• [Data to use]:
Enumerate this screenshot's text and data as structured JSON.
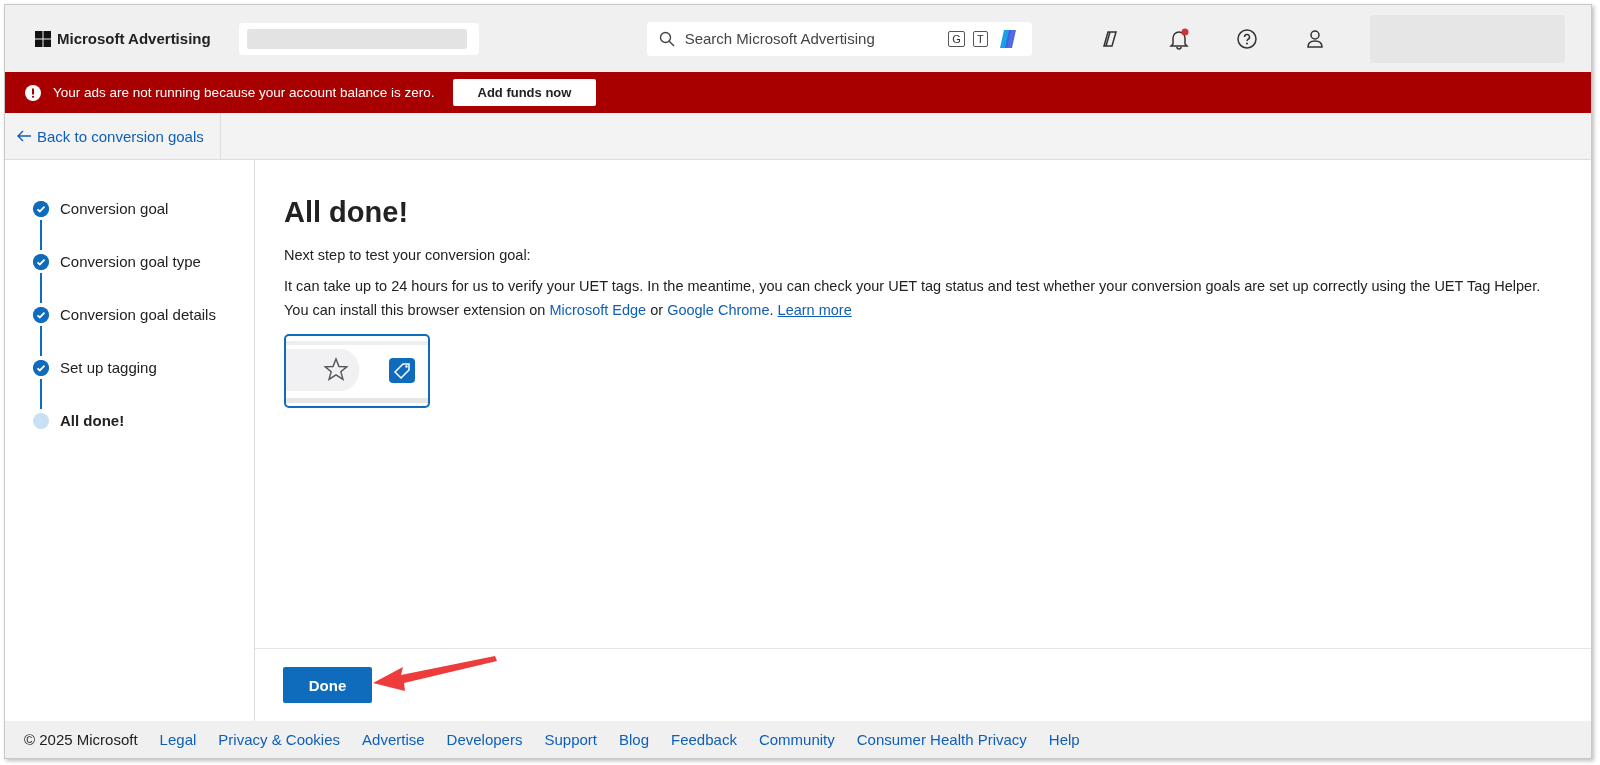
{
  "header": {
    "brand": "Microsoft Advertising",
    "search": {
      "placeholder": "Search Microsoft Advertising",
      "keys": [
        "G",
        "T"
      ]
    },
    "notification_badge": true
  },
  "alert": {
    "message": "Your ads are not running because your account balance is zero.",
    "button": "Add funds now"
  },
  "back_link": "Back to conversion goals",
  "steps": [
    {
      "label": "Conversion goal",
      "completed": true
    },
    {
      "label": "Conversion goal type",
      "completed": true
    },
    {
      "label": "Conversion goal details",
      "completed": true
    },
    {
      "label": "Set up tagging",
      "completed": true
    },
    {
      "label": "All done!",
      "completed": false
    }
  ],
  "content": {
    "title": "All done!",
    "intro": "Next step to test your conversion goal:",
    "paragraph": [
      {
        "kind": "text",
        "text": "It can take up to 24 hours for us to verify your UET tags. In the meantime, you can check your UET tag status and test whether your conversion goals are set up correctly using the UET Tag Helper. You can install this browser extension on "
      },
      {
        "kind": "link",
        "text": "Microsoft Edge"
      },
      {
        "kind": "text",
        "text": " or "
      },
      {
        "kind": "link",
        "text": "Google Chrome"
      },
      {
        "kind": "text",
        "text": ".  "
      },
      {
        "kind": "underlined_link",
        "text": "Learn more"
      }
    ]
  },
  "done_button": "Done",
  "footer": {
    "copyright": "© 2025 Microsoft",
    "links": [
      "Legal",
      "Privacy & Cookies",
      "Advertise",
      "Developers",
      "Support",
      "Blog",
      "Feedback",
      "Community",
      "Consumer Health Privacy",
      "Help"
    ]
  }
}
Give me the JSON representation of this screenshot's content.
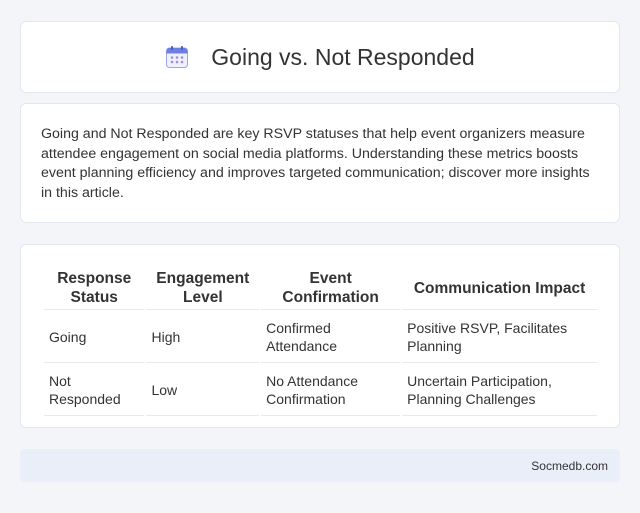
{
  "header": {
    "title": "Going vs. Not Responded",
    "icon": "calendar-icon"
  },
  "intro": {
    "text": "Going and Not Responded are key RSVP statuses that help event organizers measure attendee engagement on social media platforms. Understanding these metrics boosts event planning efficiency and improves targeted communication; discover more insights in this article."
  },
  "table": {
    "headers": [
      "Response Status",
      "Engagement Level",
      "Event Confirmation",
      "Communication Impact"
    ],
    "rows": [
      [
        "Going",
        "High",
        "Confirmed Attendance",
        "Positive RSVP, Facilitates Planning"
      ],
      [
        "Not Responded",
        "Low",
        "No Attendance Confirmation",
        "Uncertain Participation, Planning Challenges"
      ]
    ]
  },
  "footer": {
    "site": "Socmedb.com"
  }
}
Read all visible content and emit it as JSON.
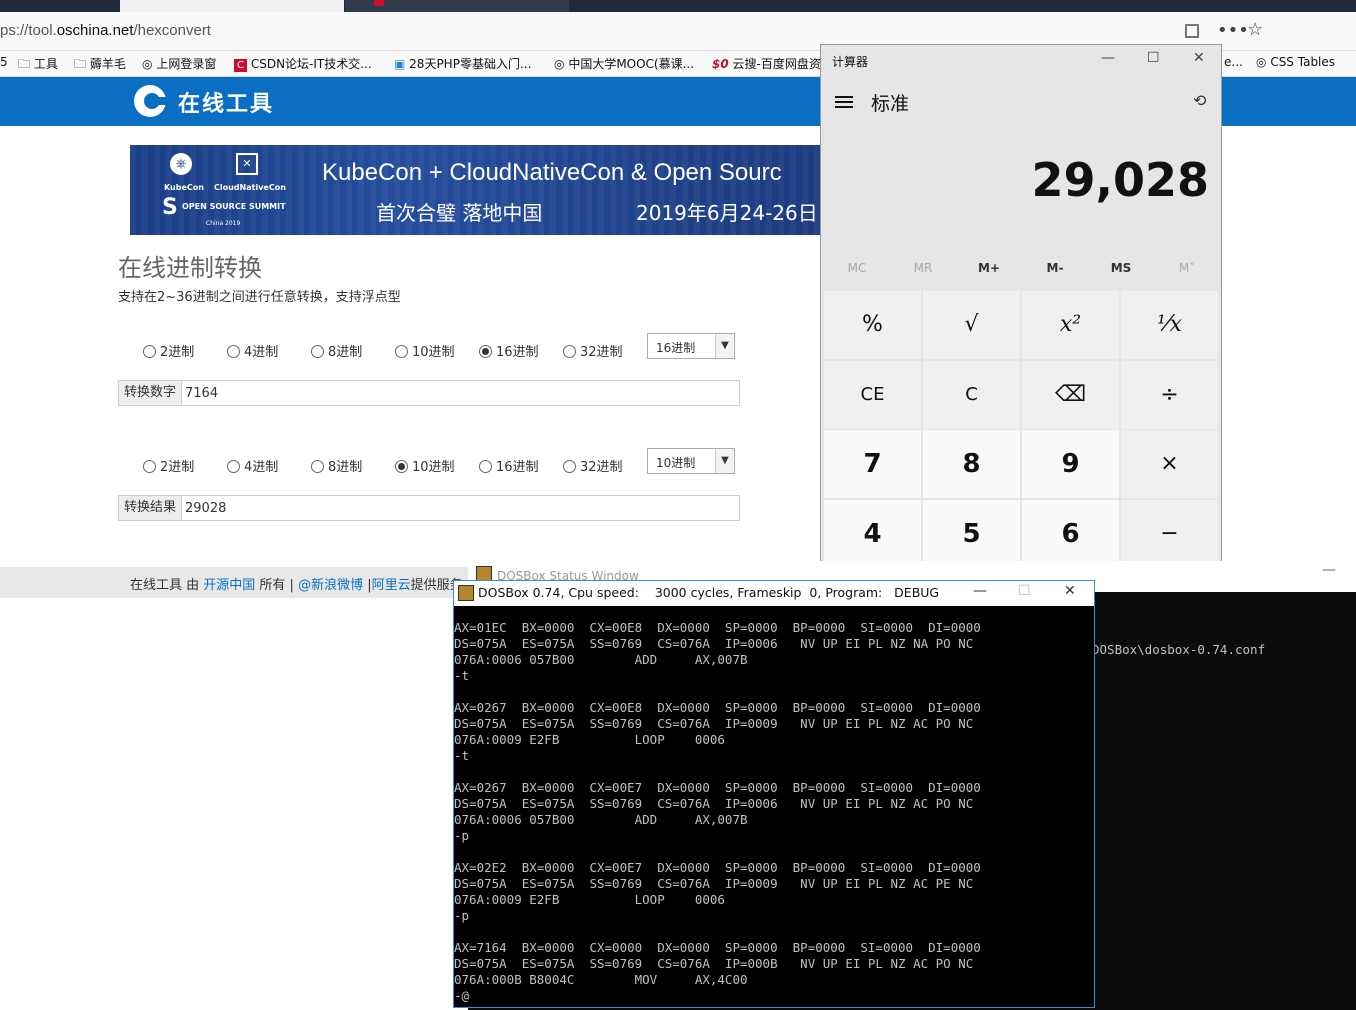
{
  "browser": {
    "url_prefix": "ps://tool.",
    "url_host": "oschina.net",
    "url_path": "/hexconvert",
    "bookmarks": [
      {
        "label": "5",
        "icon": ""
      },
      {
        "label": "工具",
        "icon": "folder-icon"
      },
      {
        "label": "薅羊毛",
        "icon": "folder-icon"
      },
      {
        "label": "上网登录窗",
        "icon": "globe-icon"
      },
      {
        "label": "CSDN论坛-IT技术交...",
        "icon": "csdn-icon"
      },
      {
        "label": "28天PHP零基础入门...",
        "icon": "bilibili-icon"
      },
      {
        "label": "中国大学MOOC(慕课...",
        "icon": "globe-icon"
      },
      {
        "label": "云搜-百度网盘资",
        "icon": "so-icon"
      },
      {
        "label": "e...",
        "icon": ""
      },
      {
        "label": "CSS Tables",
        "icon": "globe-icon"
      }
    ]
  },
  "site": {
    "logo_text": "在线工具",
    "banner": {
      "kubecon": "KubeCon",
      "cloudnativecon": "CloudNativeCon",
      "summit": "OPEN SOURCE SUMMIT",
      "china": "China 2019",
      "title": "KubeCon + CloudNativeCon & Open Sourc",
      "subtitle": "首次合璧 落地中国",
      "date": "2019年6月24-26日"
    },
    "title": "在线进制转换",
    "description": "支持在2~36进制之间进行任意转换，支持浮点型",
    "from": {
      "options": [
        "2进制",
        "4进制",
        "8进制",
        "10进制",
        "16进制",
        "32进制"
      ],
      "selected": "16进制",
      "select_value": "16进制",
      "label": "转换数字",
      "value": "7164"
    },
    "to": {
      "options": [
        "2进制",
        "4进制",
        "8进制",
        "10进制",
        "16进制",
        "32进制"
      ],
      "selected": "10进制",
      "select_value": "10进制",
      "label": "转换结果",
      "value": "29028"
    },
    "footer": {
      "text1": "在线工具 由 ",
      "link1": "开源中国",
      "text2": " 所有 | ",
      "link2": "@新浪微博",
      "text3": " |",
      "link3": "阿里云",
      "text4": "提供服务",
      "text5": "…"
    }
  },
  "calculator": {
    "title": "计算器",
    "mode": "标准",
    "display": "29,028",
    "memory": [
      "MC",
      "MR",
      "M+",
      "M-",
      "MS",
      "M˅"
    ],
    "memory_enabled": [
      false,
      false,
      true,
      true,
      true,
      false
    ],
    "keys": [
      "%",
      "√",
      "x²",
      "¹⁄x",
      "CE",
      "C",
      "⌫",
      "÷",
      "7",
      "8",
      "9",
      "×",
      "4",
      "5",
      "6",
      "−"
    ],
    "win_min": "—",
    "win_max": "☐",
    "win_close": "✕"
  },
  "dosbox_status": {
    "title": "DOSBox Status Window",
    "text": "DOSBox\\dosbox-0.74.conf",
    "min": "—"
  },
  "dosbox": {
    "title": "DOSBox 0.74, Cpu speed:    3000 cycles, Frameskip  0, Program:   DEBUG",
    "min": "—",
    "max": "☐",
    "close": "✕",
    "console": "AX=01EC  BX=0000  CX=00E8  DX=0000  SP=0000  BP=0000  SI=0000  DI=0000\nDS=075A  ES=075A  SS=0769  CS=076A  IP=0006   NV UP EI PL NZ NA PO NC\n076A:0006 057B00        ADD     AX,007B\n-t\n\nAX=0267  BX=0000  CX=00E8  DX=0000  SP=0000  BP=0000  SI=0000  DI=0000\nDS=075A  ES=075A  SS=0769  CS=076A  IP=0009   NV UP EI PL NZ AC PO NC\n076A:0009 E2FB          LOOP    0006\n-t\n\nAX=0267  BX=0000  CX=00E7  DX=0000  SP=0000  BP=0000  SI=0000  DI=0000\nDS=075A  ES=075A  SS=0769  CS=076A  IP=0006   NV UP EI PL NZ AC PO NC\n076A:0006 057B00        ADD     AX,007B\n-p\n\nAX=02E2  BX=0000  CX=00E7  DX=0000  SP=0000  BP=0000  SI=0000  DI=0000\nDS=075A  ES=075A  SS=0769  CS=076A  IP=0009   NV UP EI PL NZ AC PE NC\n076A:0009 E2FB          LOOP    0006\n-p\n\nAX=7164  BX=0000  CX=0000  DX=0000  SP=0000  BP=0000  SI=0000  DI=0000\nDS=075A  ES=075A  SS=0769  CS=076A  IP=000B   NV UP EI PL NZ AC PO NC\n076A:000B B8004C        MOV     AX,4C00\n-@"
  },
  "colors": {
    "site_blue": "#0a6fc2",
    "calc_bg": "#e6e6e6",
    "console_bg": "#000000",
    "console_fg": "#c0c0c0"
  }
}
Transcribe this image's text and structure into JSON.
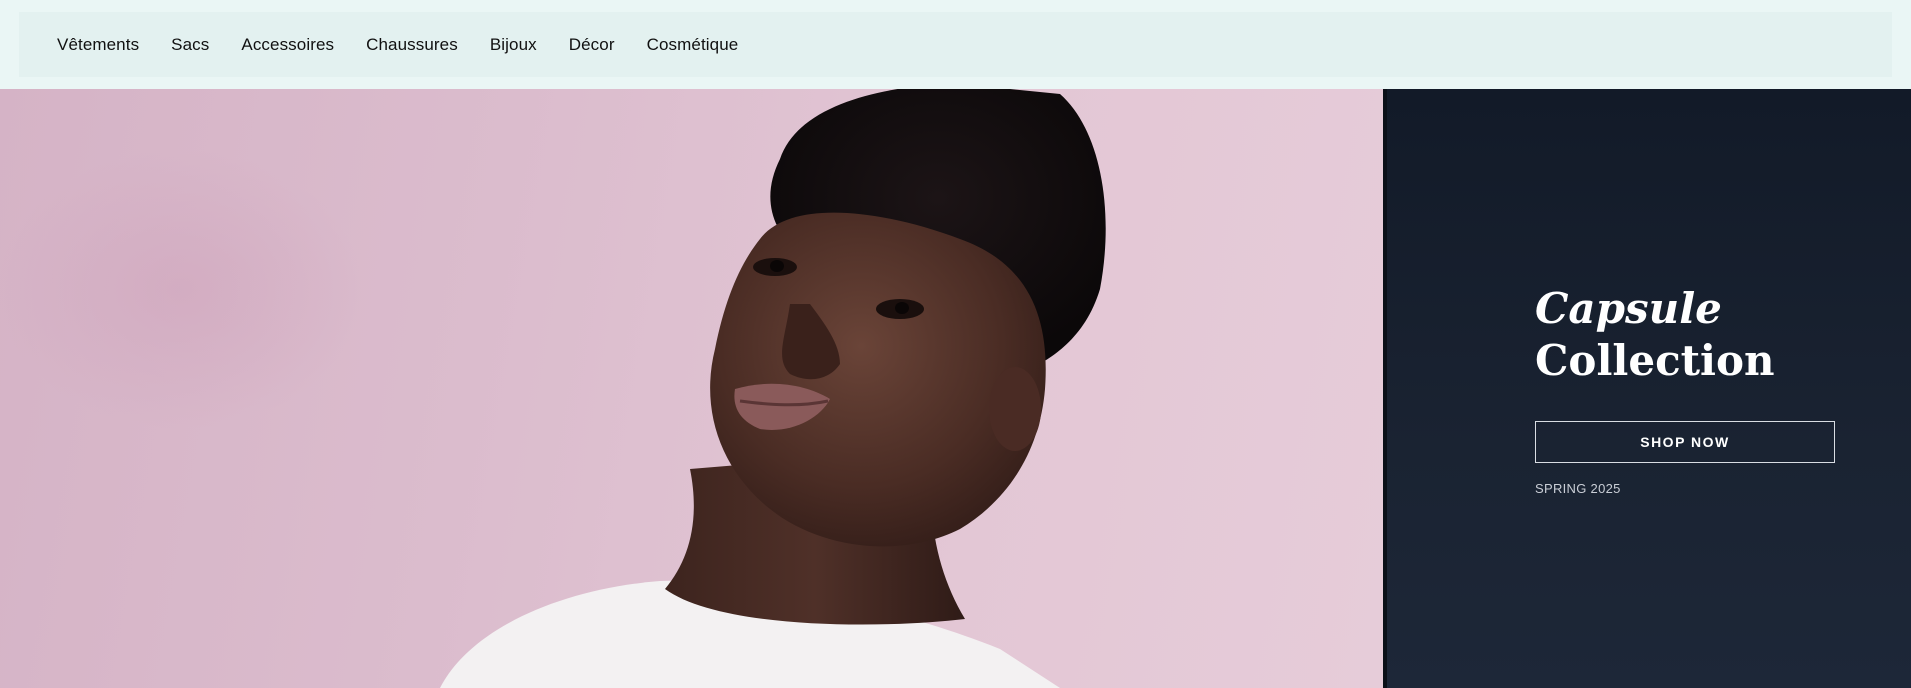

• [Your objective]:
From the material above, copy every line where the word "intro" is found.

• [Expected output]:
    "intro": "Next step to test your conversion goal:",
  "intro": {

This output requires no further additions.